Part of the charm of the Legends of Golf is seeing the names that have meant so much to the wire services through the years. The teams for last week's tournament included: squire Gene Sarazen and Australian Jim Ferrier; bespectacled Jerry Barber—or diminutive, one always forgets—and lame-armed Ed Furgol; mighty-mouse Bob Toski and long-hitting Chick Harbert; Walter Burkemo, the match-play king, and burly Mike Souchak; Little Poison Paul Runyan and Lighthorse Harry Cooper, always a bridesmaid; deliberate Chandler Harper and squat Ted Kroll; Dr. Cary Middlecoff, the golfing dentist from Memphis, and long-hitting George Bayer; fast-playing Doug Ford and methodical Bob Hamilton; Dan Sikes, the golfing lawyer, and Gardner Dickinson, Ben Hogan's protègè; colorful Jimmy Demaret, golf's goodwill ambassador, and gentlemanly George Fazio; Freddie Haas Jr., the former amateur veteran, and handsome Dick Mayer; rapid Robert Rosburg and unknown Jack Fleck, a municipal-course pro from Davenport, Iowa; Australian Peter Thomson and Australian Kel Nagle; Jackie Burke Jr., the pro from Boys Town, and determined Bob Goalby; Arnold Palmer, comma, and steady Dow Finsterwald; trumpet-playing Lionel Hebert and combat veteran Jay Hebert; Slammin' Sam Snead and lean Don January; phlegmatic Julius Boros and Roberto de Vicenzo, the happy Latin gaucho; and the winners, Tempestuous Tommy and silent Art. One amateur team was entered, the distinguished Bill Campbell and the mysterious Lew Oehmig.
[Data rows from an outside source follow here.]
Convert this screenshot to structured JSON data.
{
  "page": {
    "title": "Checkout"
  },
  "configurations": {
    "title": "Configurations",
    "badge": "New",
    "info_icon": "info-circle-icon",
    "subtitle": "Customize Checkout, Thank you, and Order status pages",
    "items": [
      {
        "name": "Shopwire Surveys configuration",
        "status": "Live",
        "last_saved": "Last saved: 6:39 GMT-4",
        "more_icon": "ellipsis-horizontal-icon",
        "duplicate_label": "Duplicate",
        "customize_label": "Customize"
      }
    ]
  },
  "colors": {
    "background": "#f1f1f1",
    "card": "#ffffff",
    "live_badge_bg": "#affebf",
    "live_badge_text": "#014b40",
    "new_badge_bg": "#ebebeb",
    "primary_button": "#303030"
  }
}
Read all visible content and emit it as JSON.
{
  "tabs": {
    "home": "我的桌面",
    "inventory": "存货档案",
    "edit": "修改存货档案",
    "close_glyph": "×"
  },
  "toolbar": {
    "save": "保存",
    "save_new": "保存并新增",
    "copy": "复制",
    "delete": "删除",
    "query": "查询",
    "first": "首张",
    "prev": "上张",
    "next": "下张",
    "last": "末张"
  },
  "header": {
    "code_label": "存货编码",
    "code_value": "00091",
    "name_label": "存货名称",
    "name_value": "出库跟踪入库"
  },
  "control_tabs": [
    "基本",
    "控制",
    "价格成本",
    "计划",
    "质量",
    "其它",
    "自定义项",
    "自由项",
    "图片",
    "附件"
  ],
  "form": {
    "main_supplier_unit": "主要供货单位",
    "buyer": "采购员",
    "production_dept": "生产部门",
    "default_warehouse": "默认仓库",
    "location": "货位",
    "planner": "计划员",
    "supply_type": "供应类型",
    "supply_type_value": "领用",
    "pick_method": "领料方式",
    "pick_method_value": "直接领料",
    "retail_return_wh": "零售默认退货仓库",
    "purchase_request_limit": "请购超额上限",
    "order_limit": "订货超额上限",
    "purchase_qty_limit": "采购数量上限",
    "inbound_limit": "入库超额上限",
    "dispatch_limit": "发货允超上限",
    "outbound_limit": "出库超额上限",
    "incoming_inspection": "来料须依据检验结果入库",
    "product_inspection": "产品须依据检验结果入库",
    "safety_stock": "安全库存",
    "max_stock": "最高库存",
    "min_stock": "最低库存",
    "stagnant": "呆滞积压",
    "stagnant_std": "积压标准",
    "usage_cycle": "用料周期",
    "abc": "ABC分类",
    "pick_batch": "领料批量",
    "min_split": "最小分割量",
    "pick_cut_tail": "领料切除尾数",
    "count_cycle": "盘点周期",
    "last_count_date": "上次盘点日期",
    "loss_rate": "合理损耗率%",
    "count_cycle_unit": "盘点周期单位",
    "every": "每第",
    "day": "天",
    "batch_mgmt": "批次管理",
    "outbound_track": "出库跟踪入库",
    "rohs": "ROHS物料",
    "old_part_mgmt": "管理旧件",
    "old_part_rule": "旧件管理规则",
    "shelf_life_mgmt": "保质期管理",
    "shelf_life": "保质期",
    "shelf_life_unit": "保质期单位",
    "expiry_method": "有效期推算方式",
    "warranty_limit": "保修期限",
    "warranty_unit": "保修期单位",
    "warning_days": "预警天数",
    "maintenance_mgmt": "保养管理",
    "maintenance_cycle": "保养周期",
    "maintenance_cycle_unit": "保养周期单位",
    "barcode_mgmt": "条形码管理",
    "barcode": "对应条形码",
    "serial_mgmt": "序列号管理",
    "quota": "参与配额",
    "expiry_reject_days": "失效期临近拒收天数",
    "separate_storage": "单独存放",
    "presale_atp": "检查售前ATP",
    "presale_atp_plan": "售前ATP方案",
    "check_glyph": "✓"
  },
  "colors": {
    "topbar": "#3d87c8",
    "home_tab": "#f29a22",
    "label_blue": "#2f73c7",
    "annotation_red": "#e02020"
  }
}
The only legends who have continually been missing from the Legends are Bantam Ben Hogan, the wee icemon, and Lord Byron Nelson, the mechanical man of golf.
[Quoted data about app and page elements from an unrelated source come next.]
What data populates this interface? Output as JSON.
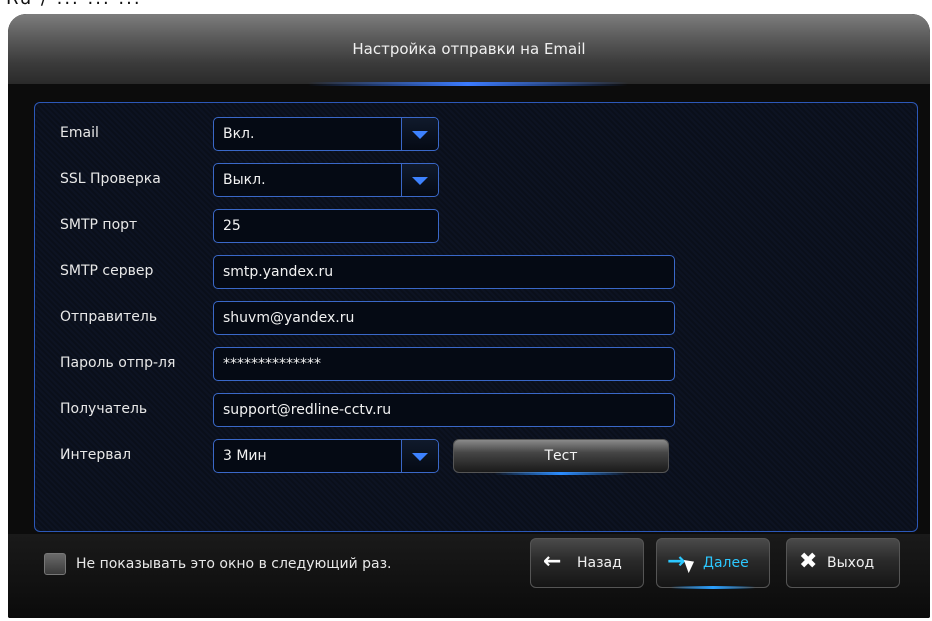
{
  "window": {
    "title": "Настройка отправки на Email"
  },
  "form": {
    "email": {
      "label": "Email",
      "value": "Вкл."
    },
    "ssl": {
      "label": "SSL Проверка",
      "value": "Выкл."
    },
    "smtp_port": {
      "label": "SMTP порт",
      "value": "25"
    },
    "smtp_server": {
      "label": "SMTP сервер",
      "value": "smtp.yandex.ru"
    },
    "sender": {
      "label": "Отправитель",
      "value": "shuvm@yandex.ru"
    },
    "sender_password": {
      "label": "Пароль отпр-ля",
      "value": "**************"
    },
    "recipient": {
      "label": "Получатель",
      "value": "support@redline-cctv.ru"
    },
    "interval": {
      "label": "Интервал",
      "value": "3 Мин"
    },
    "test_label": "Тест"
  },
  "footer": {
    "dont_show_label": "Не показывать это окно в следующий раз.",
    "back_label": "Назад",
    "next_label": "Далее",
    "exit_label": "Выход"
  },
  "icons": {
    "back": "arrow-left-icon",
    "next": "arrow-right-icon",
    "exit": "close-icon"
  },
  "colors": {
    "accent": "#3b7bff",
    "active_text": "#2cc8ff",
    "border": "#3a68c8"
  }
}
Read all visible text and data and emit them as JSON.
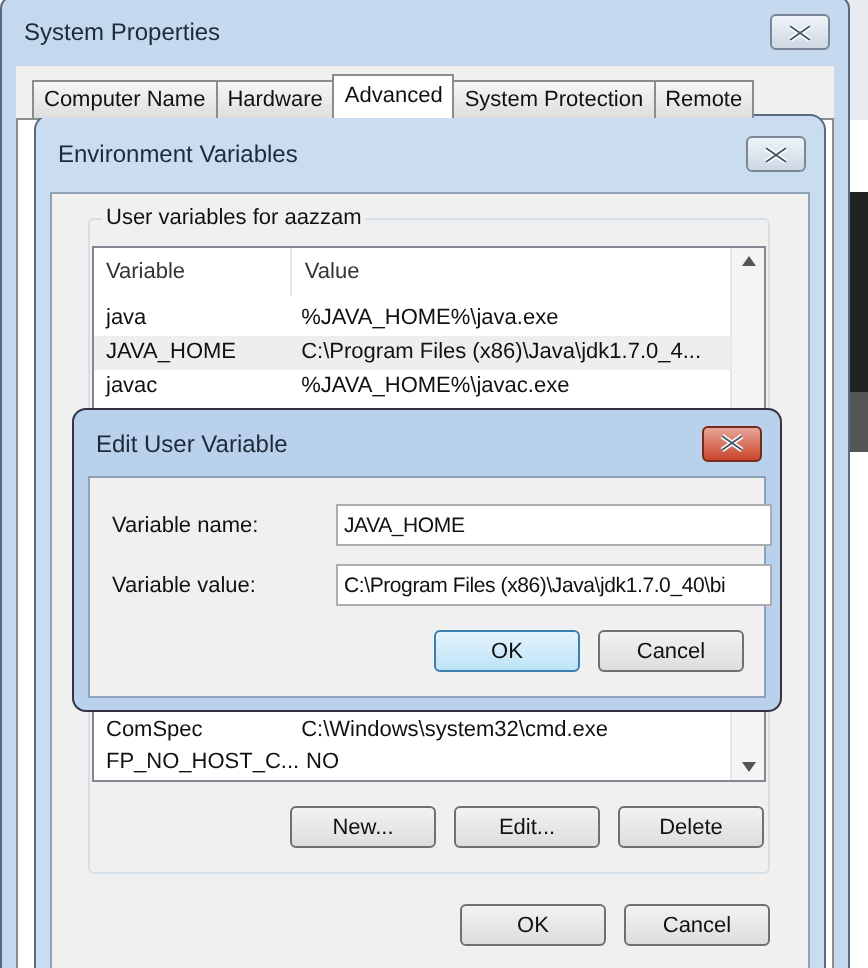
{
  "system_properties": {
    "title": "System Properties",
    "tabs": [
      {
        "label": "Computer Name",
        "selected": false
      },
      {
        "label": "Hardware",
        "selected": false
      },
      {
        "label": "Advanced",
        "selected": true
      },
      {
        "label": "System Protection",
        "selected": false
      },
      {
        "label": "Remote",
        "selected": false
      }
    ]
  },
  "environment_variables": {
    "title": "Environment Variables",
    "group_label": "User variables for aazzam",
    "columns": [
      "Variable",
      "Value"
    ],
    "rows": [
      {
        "variable": "java",
        "value": "%JAVA_HOME%\\java.exe",
        "selected": false
      },
      {
        "variable": "JAVA_HOME",
        "value": "C:\\Program Files (x86)\\Java\\jdk1.7.0_4...",
        "selected": true
      },
      {
        "variable": "javac",
        "value": "%JAVA_HOME%\\javac.exe",
        "selected": false
      }
    ],
    "rows_below_dialog": [
      {
        "variable": "ComSpec",
        "value": "C:\\Windows\\system32\\cmd.exe",
        "selected": false
      },
      {
        "variable": "FP_NO_HOST_C...",
        "value": "NO",
        "selected": false
      }
    ],
    "list_buttons": [
      "New...",
      "Edit...",
      "Delete"
    ],
    "dialog_buttons": [
      "OK",
      "Cancel"
    ]
  },
  "edit_dialog": {
    "title": "Edit User Variable",
    "fields": [
      {
        "label": "Variable name:",
        "value": "JAVA_HOME"
      },
      {
        "label": "Variable value:",
        "value": "C:\\Program Files (x86)\\Java\\jdk1.7.0_40\\bi"
      }
    ],
    "buttons": [
      {
        "label": "OK",
        "default": true
      },
      {
        "label": "Cancel",
        "default": false
      }
    ]
  }
}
In a way, the real spirit of the Legends tournament was in the Onion Creek locker room, where Lighthorse Harry Cooper, always a bridesmaid, spent his time getting everyone's autograph, where long-hitting Chick Harbert would watch Palmer's television golf lesson and holler out, "Oh my God, it's in the water," and where everyone marveled at how the presence of Arnold Palmer, comma, had tripled the Austin galleries over the two previous years.
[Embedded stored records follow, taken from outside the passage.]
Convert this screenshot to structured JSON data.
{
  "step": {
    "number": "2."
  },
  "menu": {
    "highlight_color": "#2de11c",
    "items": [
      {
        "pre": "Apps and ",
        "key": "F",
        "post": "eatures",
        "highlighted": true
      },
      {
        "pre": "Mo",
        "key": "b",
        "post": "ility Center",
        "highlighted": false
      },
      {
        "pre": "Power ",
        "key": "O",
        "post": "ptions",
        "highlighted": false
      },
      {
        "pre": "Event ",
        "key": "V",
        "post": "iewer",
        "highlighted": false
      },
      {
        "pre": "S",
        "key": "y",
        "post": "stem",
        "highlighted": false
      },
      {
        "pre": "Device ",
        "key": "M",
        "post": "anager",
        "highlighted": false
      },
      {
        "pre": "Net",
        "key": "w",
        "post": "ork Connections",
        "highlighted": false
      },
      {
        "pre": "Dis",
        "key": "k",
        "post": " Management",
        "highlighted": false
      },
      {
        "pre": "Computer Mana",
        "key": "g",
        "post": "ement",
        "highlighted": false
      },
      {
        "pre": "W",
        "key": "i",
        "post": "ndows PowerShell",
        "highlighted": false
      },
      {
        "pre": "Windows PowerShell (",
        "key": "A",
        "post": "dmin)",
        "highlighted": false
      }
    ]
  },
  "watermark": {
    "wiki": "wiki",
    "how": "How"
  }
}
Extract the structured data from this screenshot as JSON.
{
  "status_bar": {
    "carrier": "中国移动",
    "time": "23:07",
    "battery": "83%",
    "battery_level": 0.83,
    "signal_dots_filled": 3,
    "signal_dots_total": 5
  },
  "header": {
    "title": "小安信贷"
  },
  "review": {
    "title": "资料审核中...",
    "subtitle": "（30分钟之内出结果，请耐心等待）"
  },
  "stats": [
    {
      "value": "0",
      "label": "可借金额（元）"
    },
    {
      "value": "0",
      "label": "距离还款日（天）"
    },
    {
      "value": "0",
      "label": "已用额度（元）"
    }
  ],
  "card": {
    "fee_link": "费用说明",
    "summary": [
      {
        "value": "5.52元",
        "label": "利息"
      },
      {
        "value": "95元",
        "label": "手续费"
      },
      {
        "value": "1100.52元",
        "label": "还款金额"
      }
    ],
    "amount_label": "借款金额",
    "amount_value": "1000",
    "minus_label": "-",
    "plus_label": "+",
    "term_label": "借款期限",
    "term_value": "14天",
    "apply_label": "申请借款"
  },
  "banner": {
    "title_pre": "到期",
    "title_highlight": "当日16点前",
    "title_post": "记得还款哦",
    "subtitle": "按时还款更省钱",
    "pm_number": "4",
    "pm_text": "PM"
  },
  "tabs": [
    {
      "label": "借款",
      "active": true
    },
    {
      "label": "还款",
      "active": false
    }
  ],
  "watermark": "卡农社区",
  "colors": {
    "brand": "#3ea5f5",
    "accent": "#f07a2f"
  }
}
The colorful Jimmy Demaret, who in many ways is the guiding force behind the tournament, highlighted Sunday's action by oversleeping and being late for his tee time. In a thousand years in the game, it was the first time Demaret had ever been late, even though he had never missed a party during his fertile years as a star. So the gentlemanly Fazio went out alone and parred the 1st hole. Demaret showed up on the 2nd tee and immediately led the team to four straight bogeys.

Squire Gene Sarazen also overslept, but people figured that was O.K. because Gene is 78. His partner, Australian Jim Ferrier, didn't par the 1st hole; Ferrier made an eight. Sarazen joined him and they steadied themselves for a 77, nailing down last place by eight shots.

What the Legends has done, of course, is start a trend toward a "senior tour." There will be at least four other $100,000 tournaments in the U.S. this year for the 50-and-overs.

For the Tempestuous Tommy (Thunder) Bolts and silent Art Walls and Slammin' Sam Sneads and lean Don Januarys who can still play the game, this is a very good deal. But as Jackie Burke Jr. was saying late Sunday evening, "A senior tour? Hell, I spent all my life trying to get away from these guys."

It was clear from the enthusiasm of the crowds—the three-day turnout was 63,000—that Arnold Palmer, comma, had made the tournament a financial success, finally, in a city that rarely gets excited about anything that doesn't involve a University of Texas athletic team.

Tempestuous Tommy (Thunder) Bolt, on the other hand, relished saying that while the folks still squealed at Arnie hitching up his trousers, "They can't find no division he can win."

"No, Arnold's my friend," Tommy said. "I'm glad he brought all these folks out here so they could watch us beat him."

Did Bolt enjoy beating Arnold more than Sam?

"I guess Sam'll go to Gene Littler next year," Bolt smiled.

In response to this, Slammin' Sam Snead said, "Art Wall is a nice man. I'm glad he won."

Actually, the sportswriters won—years ago.

TWO PHOTOSTempestuous Tommy (above) did the talking for the winners, with silent Art's tacit acquiescence. PHOTOArnold tried out Slammin's sidesaddle stroke.

HOLE YARDS PAR R1 R2 R3 R4
OUT
HOLE YARDS PAR R1 R2 R3 R4
IN
Eagle (-2)
Birdie (-1)
Bogey (+1)
Double Bogey (+2)